This HOWTO emphasizes the efforts of just one particular way of accessing the VMEbus from a Linux system; Our way requires the Tundra Universe PCI/VME bridge device which will not work with many VME processor boards. Fortunately, there are several other efforts out there in various stages of development which provide the VME system integrator with options.
Since it is our desire to make this HOWTO reflect the efforts of the entire community of VME folks, we will be adding coverage of the other projects in future versions of this document. For the moment, we are simply going to list the other efforts in this section. Please refer to the latest documentation at The VMELinux Project for up to date information.
There has been some confusion about the major device number to assign VME bus devices. Originally, the VMELinux Universe driver used 70. This quickly came into conflict with the "SpellCaster Protocol" as the number became assigned by the Linux folks. I requested and received a device number of 221 for VME devices. In a perfect world, all Linux VME design efforts would have a common interface to their driver through this device. I doubt we will ever see unity on this particular aspect, however, I think we can all at least agree to use this number for our devices.
Up to version 1.2.0 The VMELinux driver supports the following devices:
As of version 1.3.0 The VMELinux driver drops support for the slave images (it never did support them) and substitutes the four additional master images offered by the Universe II:
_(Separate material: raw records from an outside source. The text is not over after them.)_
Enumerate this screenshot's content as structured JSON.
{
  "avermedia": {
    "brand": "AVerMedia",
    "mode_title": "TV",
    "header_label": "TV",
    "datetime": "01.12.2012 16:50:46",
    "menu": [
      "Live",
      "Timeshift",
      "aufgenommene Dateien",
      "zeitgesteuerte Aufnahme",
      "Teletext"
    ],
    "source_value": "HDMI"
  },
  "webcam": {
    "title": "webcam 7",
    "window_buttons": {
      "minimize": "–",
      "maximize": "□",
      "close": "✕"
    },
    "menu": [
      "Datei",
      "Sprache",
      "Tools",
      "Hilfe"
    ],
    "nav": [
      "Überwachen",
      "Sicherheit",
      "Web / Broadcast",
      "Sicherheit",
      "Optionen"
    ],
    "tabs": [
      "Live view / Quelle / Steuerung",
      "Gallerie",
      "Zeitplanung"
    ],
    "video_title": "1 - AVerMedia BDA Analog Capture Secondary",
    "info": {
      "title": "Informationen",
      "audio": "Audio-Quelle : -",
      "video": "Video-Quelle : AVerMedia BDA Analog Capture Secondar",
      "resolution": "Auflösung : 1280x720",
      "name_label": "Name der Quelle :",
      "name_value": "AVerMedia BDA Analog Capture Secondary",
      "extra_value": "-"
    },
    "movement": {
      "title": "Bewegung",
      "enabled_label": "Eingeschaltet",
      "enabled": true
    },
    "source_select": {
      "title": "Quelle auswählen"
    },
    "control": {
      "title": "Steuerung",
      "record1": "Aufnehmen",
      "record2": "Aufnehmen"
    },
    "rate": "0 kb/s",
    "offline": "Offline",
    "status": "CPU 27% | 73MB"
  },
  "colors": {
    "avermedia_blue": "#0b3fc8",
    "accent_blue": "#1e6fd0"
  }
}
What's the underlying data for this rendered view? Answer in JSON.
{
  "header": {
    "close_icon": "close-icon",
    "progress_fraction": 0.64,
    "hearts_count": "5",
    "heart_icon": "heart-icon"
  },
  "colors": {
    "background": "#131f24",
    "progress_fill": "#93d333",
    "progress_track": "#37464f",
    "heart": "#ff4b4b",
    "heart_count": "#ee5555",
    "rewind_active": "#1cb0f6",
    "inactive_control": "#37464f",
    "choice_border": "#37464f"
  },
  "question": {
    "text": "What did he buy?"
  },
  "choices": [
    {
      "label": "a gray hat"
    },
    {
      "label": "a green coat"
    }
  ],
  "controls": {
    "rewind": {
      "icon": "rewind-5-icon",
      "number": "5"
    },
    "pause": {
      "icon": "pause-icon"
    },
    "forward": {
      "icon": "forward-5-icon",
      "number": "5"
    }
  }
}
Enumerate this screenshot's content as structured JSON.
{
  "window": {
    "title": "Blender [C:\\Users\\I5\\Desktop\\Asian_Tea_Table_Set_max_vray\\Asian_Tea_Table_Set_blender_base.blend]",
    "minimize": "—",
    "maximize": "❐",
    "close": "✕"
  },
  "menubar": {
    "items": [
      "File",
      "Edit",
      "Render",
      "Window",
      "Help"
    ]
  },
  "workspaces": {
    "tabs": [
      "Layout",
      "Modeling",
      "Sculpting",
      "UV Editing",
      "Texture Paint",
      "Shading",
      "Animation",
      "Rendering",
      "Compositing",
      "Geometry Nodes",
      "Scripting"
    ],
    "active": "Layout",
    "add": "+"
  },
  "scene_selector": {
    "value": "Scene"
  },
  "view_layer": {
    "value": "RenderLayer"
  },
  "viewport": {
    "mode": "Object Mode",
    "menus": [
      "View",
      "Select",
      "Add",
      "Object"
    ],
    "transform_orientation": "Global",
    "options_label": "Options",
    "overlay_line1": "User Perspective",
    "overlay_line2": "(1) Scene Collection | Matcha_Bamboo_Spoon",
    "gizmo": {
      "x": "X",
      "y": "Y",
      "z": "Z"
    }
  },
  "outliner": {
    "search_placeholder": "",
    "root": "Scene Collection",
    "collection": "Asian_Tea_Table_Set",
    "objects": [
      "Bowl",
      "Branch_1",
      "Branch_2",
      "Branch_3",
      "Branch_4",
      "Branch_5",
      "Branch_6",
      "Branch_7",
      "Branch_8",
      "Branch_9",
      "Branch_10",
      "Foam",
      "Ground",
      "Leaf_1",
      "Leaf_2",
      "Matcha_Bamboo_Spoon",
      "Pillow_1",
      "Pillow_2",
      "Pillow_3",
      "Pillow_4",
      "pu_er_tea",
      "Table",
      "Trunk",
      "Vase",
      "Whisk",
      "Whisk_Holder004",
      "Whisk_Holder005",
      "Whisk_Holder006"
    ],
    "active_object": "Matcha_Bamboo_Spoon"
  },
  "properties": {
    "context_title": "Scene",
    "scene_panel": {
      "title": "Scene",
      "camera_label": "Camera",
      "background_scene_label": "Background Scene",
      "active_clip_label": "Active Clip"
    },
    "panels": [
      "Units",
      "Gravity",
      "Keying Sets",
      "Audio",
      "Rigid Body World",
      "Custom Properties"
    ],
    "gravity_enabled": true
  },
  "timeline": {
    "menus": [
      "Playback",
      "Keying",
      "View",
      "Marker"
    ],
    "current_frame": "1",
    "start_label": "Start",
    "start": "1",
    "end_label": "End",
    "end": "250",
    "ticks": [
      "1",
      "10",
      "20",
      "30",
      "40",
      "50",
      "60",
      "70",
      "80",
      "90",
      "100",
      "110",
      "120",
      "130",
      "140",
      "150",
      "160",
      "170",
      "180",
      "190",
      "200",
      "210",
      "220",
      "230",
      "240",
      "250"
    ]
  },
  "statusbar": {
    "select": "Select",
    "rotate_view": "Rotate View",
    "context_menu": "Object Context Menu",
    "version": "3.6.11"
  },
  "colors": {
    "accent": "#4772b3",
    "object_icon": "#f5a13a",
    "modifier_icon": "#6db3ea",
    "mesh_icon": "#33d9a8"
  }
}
The good folks responsible for organizing Linux devices suggest the following device organization:
This was established from our 1.2.0 and earlier collections and makes sense for the Universe I device. For the Universe II and the many other completely different ways to the VMEbus, it makes no sense at all. I may ask the Linux folks to further breakdown the device tree like this:
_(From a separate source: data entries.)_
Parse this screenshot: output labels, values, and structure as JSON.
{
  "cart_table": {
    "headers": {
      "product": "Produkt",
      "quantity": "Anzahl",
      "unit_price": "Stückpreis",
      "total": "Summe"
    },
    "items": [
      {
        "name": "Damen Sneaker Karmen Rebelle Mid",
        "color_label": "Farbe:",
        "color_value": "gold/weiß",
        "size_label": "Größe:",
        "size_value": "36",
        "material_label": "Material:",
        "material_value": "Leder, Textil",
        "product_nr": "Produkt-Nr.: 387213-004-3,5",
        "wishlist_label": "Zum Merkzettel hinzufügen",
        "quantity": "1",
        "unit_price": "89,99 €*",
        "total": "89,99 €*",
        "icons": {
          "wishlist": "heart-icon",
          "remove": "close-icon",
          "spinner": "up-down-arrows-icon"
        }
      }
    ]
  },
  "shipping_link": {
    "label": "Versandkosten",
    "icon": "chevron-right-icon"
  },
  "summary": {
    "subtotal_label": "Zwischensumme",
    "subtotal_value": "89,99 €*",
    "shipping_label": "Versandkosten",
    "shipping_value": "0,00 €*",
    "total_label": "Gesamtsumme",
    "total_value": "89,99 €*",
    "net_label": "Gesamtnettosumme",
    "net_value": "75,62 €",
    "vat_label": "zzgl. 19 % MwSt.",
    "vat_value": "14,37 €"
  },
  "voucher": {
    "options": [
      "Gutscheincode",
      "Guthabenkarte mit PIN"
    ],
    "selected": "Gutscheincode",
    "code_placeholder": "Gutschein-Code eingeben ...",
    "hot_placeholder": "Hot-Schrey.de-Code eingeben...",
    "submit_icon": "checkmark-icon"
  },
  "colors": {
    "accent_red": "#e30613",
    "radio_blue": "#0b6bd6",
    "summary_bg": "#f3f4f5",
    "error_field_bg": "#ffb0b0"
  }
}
All this is nice I suppose, but we like our devices to be /dev/vme* so our make file creates them in /dev. So far, the term "VME" has remained a unique identifier so conflicts with other devices should not occur; However, we should all remain watchful. So long as we all agree to use the major number of 221, all should be just fine. How we define the minor numbers does not need to be (and really cannot be) the same as other Linux-VME projects. However, this should not result in any conflicts in a particular installation. After all, one Linux VME system is not going to have more than one way to access the VMEbus.
Refer to the kernel.org web site for more details on this and every other assigned Linux device major number.